Green Hill High School, the planned newest high school in Wilson County, is one step closer to construction, thanks to two votes by the Mt. Juliet Board of Commissioners on Monday night.
The school will be on about 1.84 acres in Mt. Juliet. For Mt. Juliet to provide services to the school, the land first had to annexed into the city. The measure went without input from citizens and was approved unanimously.
Next, commissioners voted to provide a plan of services for the school. The plan of services includes police and fire protection, as well as road and other infrastructure services to the property. That item, also without pubic comment, was approved unanimously.
Grant money from the Metropolitan Planning Organization for alternative transportation projects such as bike paths and sidewalks was awarded to the city. The MPO is a multi-county organization that manages local transportation requests and recommends money to be given to communities by the Tennessee Department of Transportation.
The grant was for $811,812. The city will add an additional $202,953 to the mix for the more than $1 million project. The entire widening project will begin at the Mt. Juliet Road Interstate 40 eastbound onramp and will extend to Parkwood Drive to create two new lanes that will go northbound over I-40. The grant is specifically for bike lanes and sidewalks.
Another grant for the Mt. Juliet Intelligent Transportation System will give the city about $2.3 million with no city match required. The project is designed to allow traffic signals along the Mt. Juliet Road corridor from Central Pike to City Hall to be synchronized to allow travelers to make it through all of the lights without stopping, Mayor Ed Hagerty said.
A grant to extend the Lebanon Road sidewalks project from North Mt. Juliet Road to Park Glen Drive was also approved. This is the second part of the project. The grant, for $140,000 with a $35,000 match from the city, will pay for a sidewalk along one side of Park Glen Drive to connect with an existing sidewalk in Park Glen subdivision. Pedestrian traffic signals the length of the project will also be incorporated.
The commissioners also approved the International Residential Code, the International Fire Code and the International Building Code updates to include in their various building codes. The measure will take effect Jan. 1.
“That will give the businesses and developers who have questions time to contact us,” Hagerty said.
The code affects all structures whose plans have not yet been approved.
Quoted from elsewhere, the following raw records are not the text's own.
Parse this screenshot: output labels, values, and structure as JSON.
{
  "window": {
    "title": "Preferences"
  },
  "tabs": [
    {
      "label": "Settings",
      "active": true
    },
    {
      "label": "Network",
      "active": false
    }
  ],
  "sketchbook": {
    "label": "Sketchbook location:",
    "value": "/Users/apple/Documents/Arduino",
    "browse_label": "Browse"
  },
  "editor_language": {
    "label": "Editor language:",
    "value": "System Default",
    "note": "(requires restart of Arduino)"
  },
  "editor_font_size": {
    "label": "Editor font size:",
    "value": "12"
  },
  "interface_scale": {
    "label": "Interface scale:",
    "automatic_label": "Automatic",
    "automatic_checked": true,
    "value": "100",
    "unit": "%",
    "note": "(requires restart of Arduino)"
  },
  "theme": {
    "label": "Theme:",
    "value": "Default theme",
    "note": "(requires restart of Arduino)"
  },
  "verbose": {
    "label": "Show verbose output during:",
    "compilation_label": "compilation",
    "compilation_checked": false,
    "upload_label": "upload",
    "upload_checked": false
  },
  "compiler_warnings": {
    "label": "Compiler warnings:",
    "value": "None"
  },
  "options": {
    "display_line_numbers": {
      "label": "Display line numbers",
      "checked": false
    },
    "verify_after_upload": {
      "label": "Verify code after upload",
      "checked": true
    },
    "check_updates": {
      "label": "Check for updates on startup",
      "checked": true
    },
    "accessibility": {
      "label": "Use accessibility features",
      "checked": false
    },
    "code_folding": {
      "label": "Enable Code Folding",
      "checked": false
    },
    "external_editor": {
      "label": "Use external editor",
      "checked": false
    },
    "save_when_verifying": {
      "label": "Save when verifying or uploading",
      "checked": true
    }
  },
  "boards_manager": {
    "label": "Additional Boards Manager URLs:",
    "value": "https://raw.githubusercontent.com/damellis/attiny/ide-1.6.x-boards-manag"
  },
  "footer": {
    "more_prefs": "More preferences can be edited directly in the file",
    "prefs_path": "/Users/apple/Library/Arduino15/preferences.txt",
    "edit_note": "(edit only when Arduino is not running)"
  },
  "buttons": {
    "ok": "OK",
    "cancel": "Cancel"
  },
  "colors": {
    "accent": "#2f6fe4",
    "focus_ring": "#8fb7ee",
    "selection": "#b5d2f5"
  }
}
Those current structures and those on commissioner-approved building plans and plats will not be affected.
The commissioners also delayed approval of a list of grants to nonprofits that affect Mt. Juliet residents. Hagerty said he wanted to hear from four new applicants about what they do and what their plans for the money would be. The measure will be discussed at the commission’s Sept. 24 meeting.
Members of the city’s ethics committee were approved. Darryl Blankenship, Harry Jester, Rick Rodriguez, Sam English and Matt Smith were named to the commission. The mayor and commissioners each nominated a person for the commission.
Hagerty also read a proclamation about the Trail of Tears Memorial Day, which is in conjunction with the 15th annual Commemorative “Trail of Tears” Walk on Sept. 15 at Grace United Methodist Church at 3085 Mt. Juliet Road in Mt. Juliet.
The Commemorative “Trail of Tears” Walk recognizes the hardships suffered by the five civilized tribes who were removed from the Southeast, including the Cherokee, Muscogee or Creek, Chickasaw, Choctaw and Seminole.
They were the tribes of the Southeast who were forced to remove to Oklahoma Indian Territory after the passage of the Indian Removal Act 1830. The forced Indian removal became known as the “Trail of Tears.”
Also announced at the meeting was the 37th-annual Pow-Wow, which will take place Sept. 22-23 at Mundy Park in Mt. Juliet.